Unfortunately, Riley himself soon starts to experience alarming symptoms of the mystery illness, having made the major mistake of consenting to a sexual interlude with late crush object Sam well into her process of physical deterioration. He also realizes he’s being tracked by original carrier BJ (Morgan Peter Brown), who appears to have invented this communicable condition (without suffering its ill effects himself) out of some mad-scientist grudge against all mankind.
As Riley races around Los Angeles trying to find BJ and vice versa, the villain continues to infect new victims, and news of the plague, as well as the homicidal actions it provokes, begins to dominate mainstream media. Riley’s attempts to protect those close to him backfire, to the eventual distress of his grandmother (Margie Voss), her visiting nurse (Anna Lore), his pregnant sister (Laurel Vail), her doctor husband (Peter Cilella), and so forth.
Though BJ edges closer to being an actual character rather than simply an elusive specter here, the movie spares scant time or effort developing interesting complications regarding the contagion’s backstory or its rapid spread. Instead, as before, the emphasis is not on building plot intrigue, atmosphere or suspense, but on dishing out body-horror nastiness — which here encompasses digging worms from beneath infected skin, and accidentally displacing an eyeball when attempting remove a contact lens.

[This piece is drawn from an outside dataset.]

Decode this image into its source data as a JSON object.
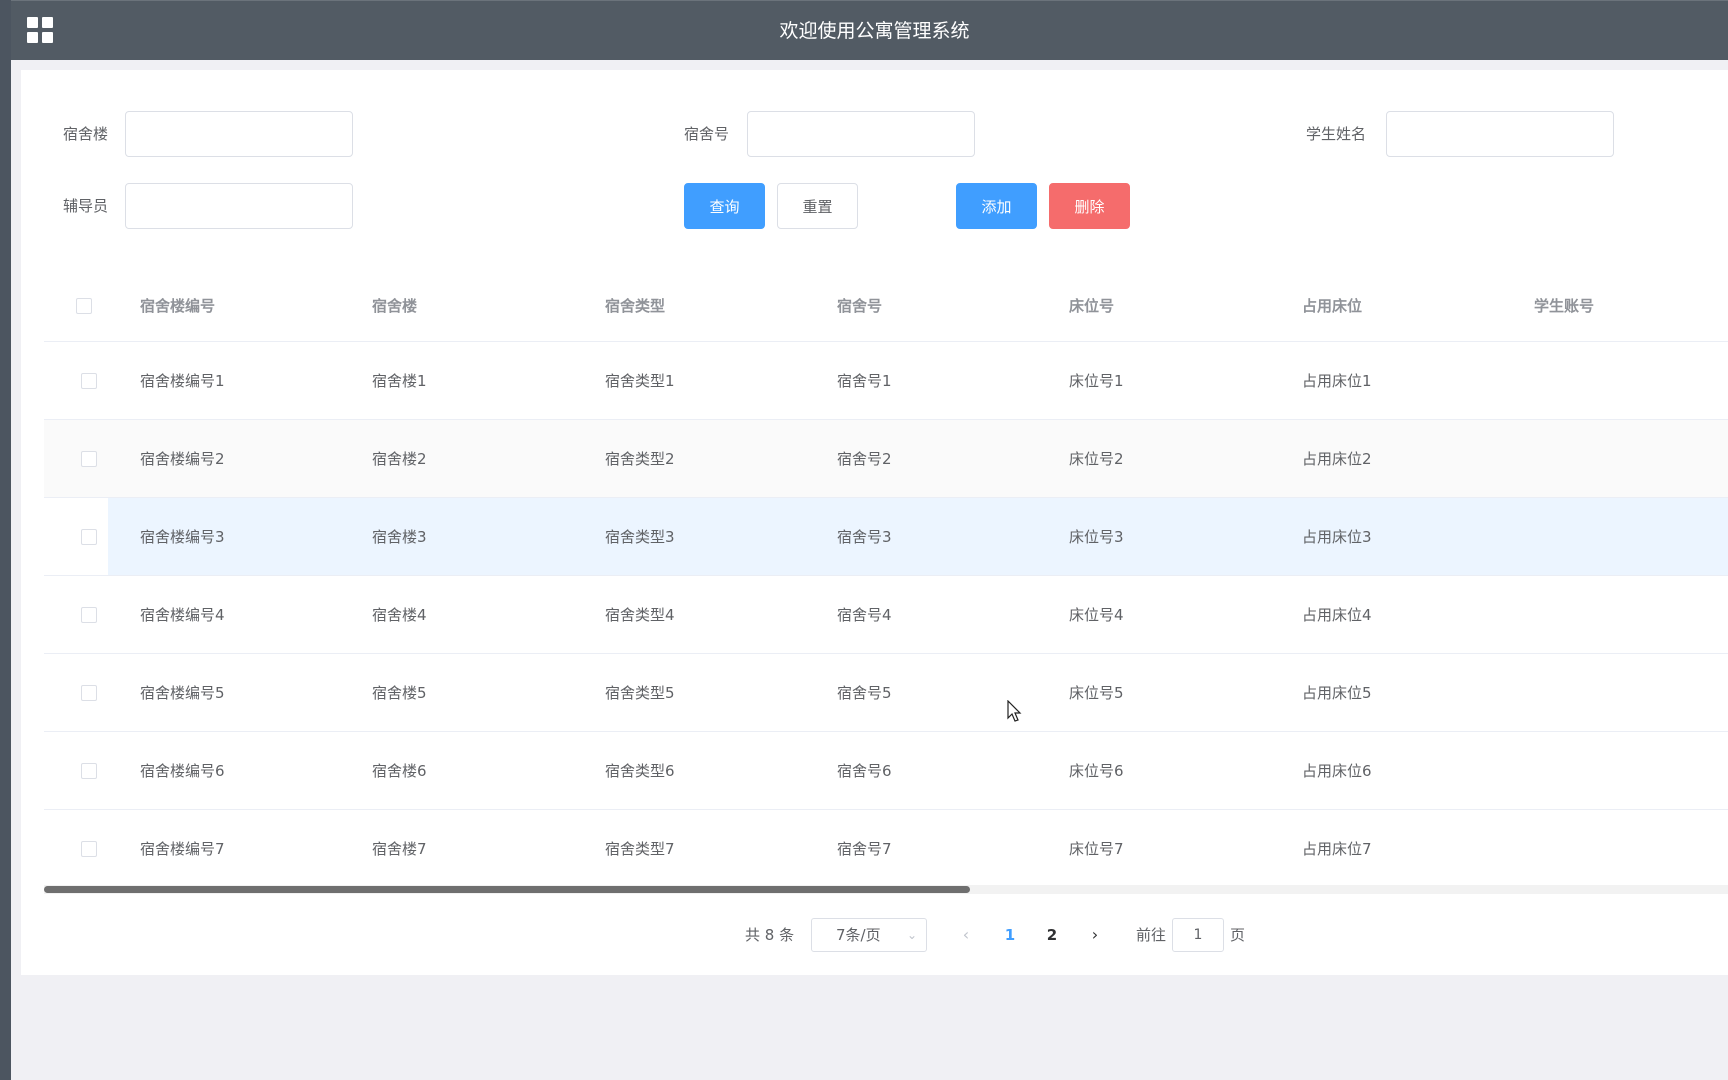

Despite a couple of brief closing-credit epilogues suggesting future narrative directions, “Contracted: Phase II” feels too hurriedly conceived to expand on the original’s premise in more than perfunctory fashion. The short running time means there’s nary a dull moment, but also that no new (or even old) ideas get explored in more than drive-by fashion, the occasion pause for gore aside.
New scenarist Craig Walendziak does helpfully avoid the first film’s curious insistence on making each character more shallow and hateful than the last. Riley was the sole sympathetic major figure last time around, and he makes a serviceable protag here, surrounded by an equally OK if unmemorable array of competently played support figures. Helmer Josh Forbes, a music-video veteran making his feature debut, does a sharp enough job keeping the action moving fast enough to obscure the screenplay’s patchiness. Returning cinematographer Mike Testin provides a visual continuum with the first film, and other tech/design contributions are likewise solidly pro.